New preclinical findings from extensive cell and animal studies suggest that a drug already used for a rare kidney disease could benefit patients with some mitochondrial disorders—complex conditions with severe energy deficiency for which no proven effective treatments exist. Future clinical research is needed to explore whether the drug, cysteamine bitartrate, will meaningfully benefit patients.
Energy continues to build for the role of the mitochondrion in health and disease, a field pioneered by Douglas Wallace, PhD, director of the Center for Mitochondrial and Epigenomic Medicine at Children's Hospital of Philadelphia.
What causes disease? Why do we get sick? Douglas Wallace's answer could spark a revolution in medical thinking. For thousands of years, practitioners of Eastern medicine have linked human health to the concept of energy, or "qi" - its presence, absence and flow through our bodies affecting everything from heart disease to mental clarity.
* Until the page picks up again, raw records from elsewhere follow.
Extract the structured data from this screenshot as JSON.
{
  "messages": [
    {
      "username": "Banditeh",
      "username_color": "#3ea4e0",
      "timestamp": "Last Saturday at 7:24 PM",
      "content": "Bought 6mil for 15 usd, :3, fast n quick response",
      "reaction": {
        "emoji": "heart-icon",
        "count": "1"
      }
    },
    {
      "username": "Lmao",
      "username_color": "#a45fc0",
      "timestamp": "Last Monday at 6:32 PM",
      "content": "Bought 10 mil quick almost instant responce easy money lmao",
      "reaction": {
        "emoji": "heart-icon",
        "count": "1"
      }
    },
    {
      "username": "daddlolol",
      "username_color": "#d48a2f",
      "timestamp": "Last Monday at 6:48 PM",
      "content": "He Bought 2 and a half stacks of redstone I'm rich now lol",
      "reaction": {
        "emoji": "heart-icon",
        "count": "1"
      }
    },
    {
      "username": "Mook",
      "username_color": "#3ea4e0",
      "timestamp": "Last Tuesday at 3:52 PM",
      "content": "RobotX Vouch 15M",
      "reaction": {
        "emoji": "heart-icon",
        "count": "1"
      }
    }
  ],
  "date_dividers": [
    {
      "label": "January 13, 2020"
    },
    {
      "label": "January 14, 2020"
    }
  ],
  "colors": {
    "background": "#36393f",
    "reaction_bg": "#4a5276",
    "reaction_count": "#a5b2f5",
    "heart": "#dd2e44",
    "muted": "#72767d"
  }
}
Ironically, Douglas Wallace, PhD, one of CHOP's most internationally renowned experts in Western medicine, has spent his career proving that they just might be right.